Blame Diego Simeone the player for our one-track minds, but it’s hard to see el Cholo the coach as anything but an extension of the man on the field. As head coach with Atlético, he’s been an obstinate disbeliever — a person whose combination of dedication, optimism and talent leave him unconvinced that Spain’s established pecking order applies to his club. That same mentality that lead to 106 caps for Argentina is upending the duopoly in La Liga.
Perhaps it’s that optimism that’s convinced Simeone he can do what Carlo Ancelotti, André Villas-Boas, Roberto Mancini, Rafa Benítez, and José Mourinho could not: Turn Fernando Torres back into a good player. With an irony that belies the Christmas season, the higher ups at the Calderón have turned Milan’s lump of coal into a gift, giving Simeone a player he originally asked for this summer. If el Cholo, only 44, can break up Real Madrid and Barcelona’s rule over La Liga, surely he can get a former Spanish international pointed back toward goal.
I talked briefly about the idea yesterday, but in some ways, the task seems much harder than winning a Spanish title. Perhaps the probabilities would say otherwise, but at least winning La Liga was done through a basic, straightforward, if difficult to implement idea: Convince your players they’re capable, establish a new standard performance, and meet that mark on a weekly basis. Of course, that standard’s nearly impossible to hit, particularly given Atlético’s resources, but it’s a plan nonetheless — the kind of “why not” naiveté that’s fueled Atlético’s run.
In that same vein, it may be just as easy to say, “Tell Fernando to score goals,” but that’s clearly not enough. At least, it hasn’t been enough for Ancelotti, Mourinho and the myriad other coaches who’ve been tasked with this riddle. Given the combined seven Champions League titles Torres’s Chelsea bosses held, it’d be a mistake to assume their failures were because of a lack of talent, just as it’d be a mistake to assume “just go score” will be enough for Simeone.
And yet, Simeone’s record hints otherwise. It’s what makes him so special. Atlético’s talent is probably better than the plucky underdog narrative hints, but the group’s tactical awareness and execution has always been a huge key to its success. That those qualities have been instilled without any obvious bells or whistles has emboldened Simeone’s lore. There’s no obvious reason why the methods he’s employed in Madrid couldn’t work in England, Italy … China or Major League Soccer. No matter the place, no matter to players, these principles should work.
In terms of individual players, the story is the same. Though the likes of Diegos Costas and Godin, Koke, and Thibaut Courtois have all excelled individually under Cholo, the team’s success has been built on the squad’s collective improvement. Arda Turan hasn’t seemed to have benefited any more or less from Simeone than Juanfran, Tiago, or Raúl García. Everybody’s been lifted to higher ground by some basic principles: be prepared, work as a unit, commit to the task, and believe.

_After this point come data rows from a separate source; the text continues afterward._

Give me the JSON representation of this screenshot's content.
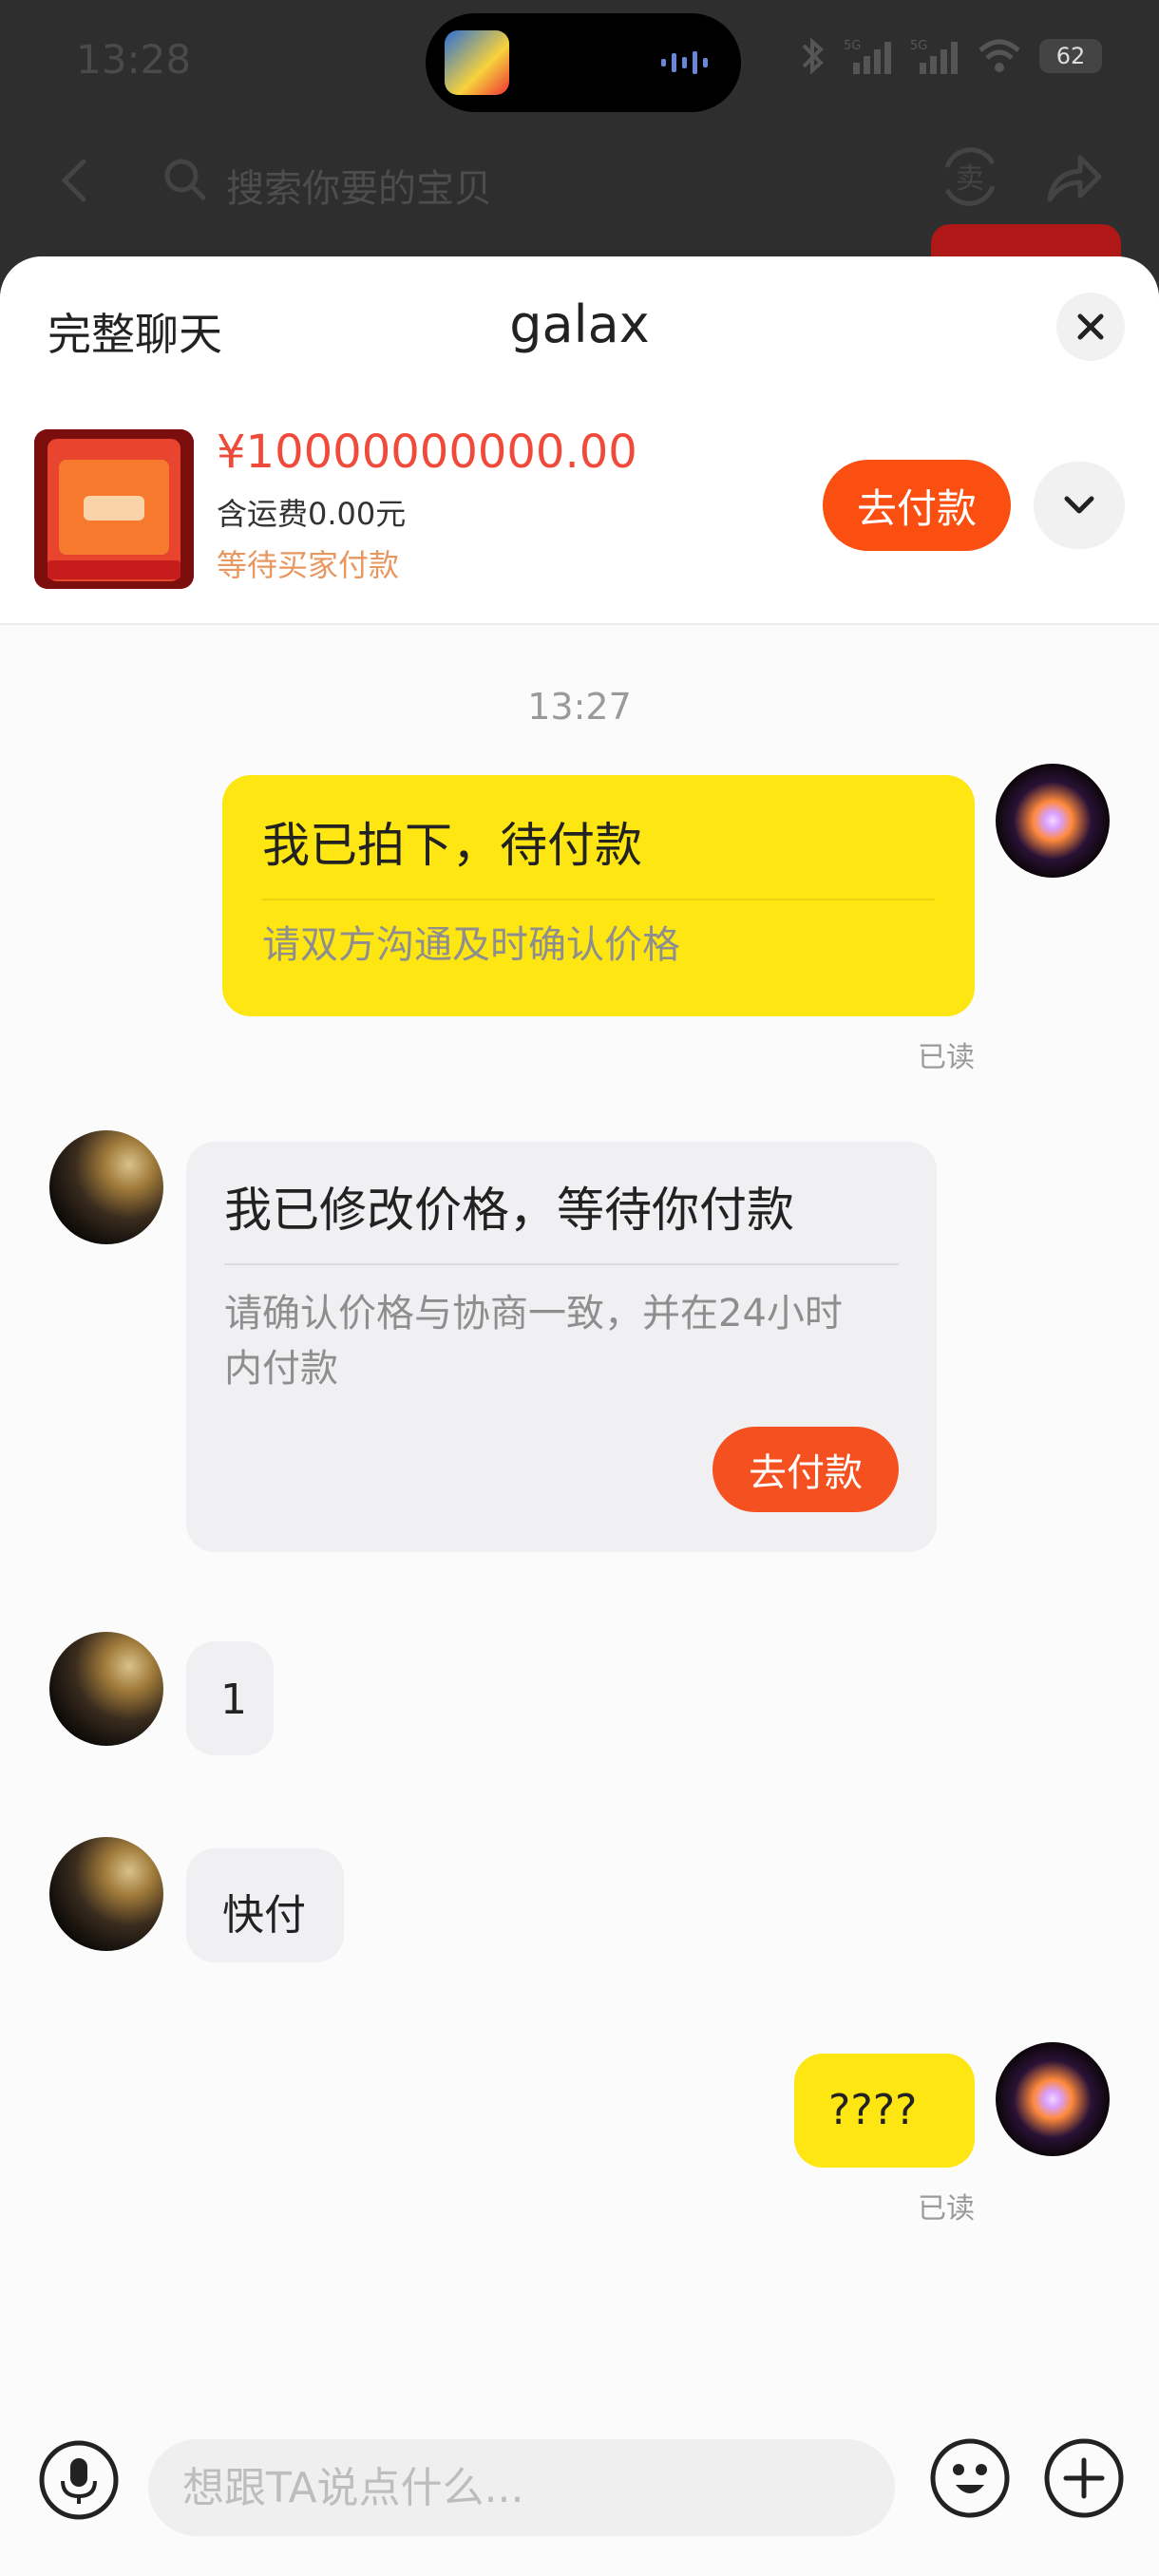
{
  "status_bar": {
    "time": "13:28",
    "battery": "62",
    "network_label": "5G"
  },
  "search_bar": {
    "placeholder": "搜索你要的宝贝",
    "sell_icon_text": "卖"
  },
  "chat_header": {
    "full_chat_label": "完整聊天",
    "title": "galax"
  },
  "order": {
    "price": "¥10000000000.00",
    "shipping": "含运费0.00元",
    "status": "等待买家付款",
    "pay_button": "去付款"
  },
  "messages": {
    "timestamp": "13:27",
    "order_card": {
      "title": "我已拍下，待付款",
      "subtitle": "请双方沟通及时确认价格",
      "read": "已读"
    },
    "price_change_card": {
      "title": "我已修改价格，等待你付款",
      "subtitle": "请确认价格与协商一致，并在24小时内付款",
      "pay_button": "去付款"
    },
    "msg_one": "1",
    "msg_hurry": "快付",
    "msg_question": "????",
    "read_two": "已读"
  },
  "input": {
    "placeholder": "想跟TA说点什么..."
  },
  "colors": {
    "accent_orange": "#fb4f12",
    "price_red": "#ef4a3a",
    "my_bubble": "#fde612",
    "their_bubble": "#f0f0f3"
  }
}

Why can’t the same approach resurrect Torres? Recent history, one could claim. The idea that Torres is beyond redemption, as evidenced by his play since leaving Liverpool. Maybe Torres’s confidence is broken beyond repair. Emotionally, mentally, he can’t make the same commitment that won over hearts at Anfield.
But look down the list of players who’ve spent a decent amount of time under Simeone in Madrid, and you see very few whose games weren’t elevated by their coach. Talent that was previously competing at a Europa League level is now performing on par with Real Madrid and Barcelona. Is it beyond reason to think Cholo would do the same for El Niño? Torres may be seen as terrible when compared to his former self, but surely he isn’t so far beyond reproach that, under Simeone’s guidance, he can’t become a serviceable second option.
If el Cholo truly is as special as recent history suggests, it could happen. He could be the perfect man to resurrect Torres: Somebody whose playing days aren’t so far gone that he can’t empathize, a person whose belief in what’s possible sometimes carries an air of imperiousness.
Even if he comes up short, his reputation won’t be hurt for it. Perhaps he will be seen as arrogant, assuming he could do what other great could not. Where others have tried and eventually demurred, he’s demanding the challenge. Go get Torres, he said. Even after four failed months away from Stamford Bridge, Cholo still wants him, setting up a scenario that could expose the extent of his powers. Torres may be that far gone.
If he succeeds, however, we’ll have even more evidence to suggest Simeone deserves a place among his profession’s elites, exactly because he accomplished what his peers could not. Not only will he have authored one the more remarkable seasons in recent history, but also he’ll have salvaged a lost cause.
As last season’s title shows, it’s ground he’s covered before. Now, the same naiveté that toppled Barça and El Real is ready for this more nebulous challenge.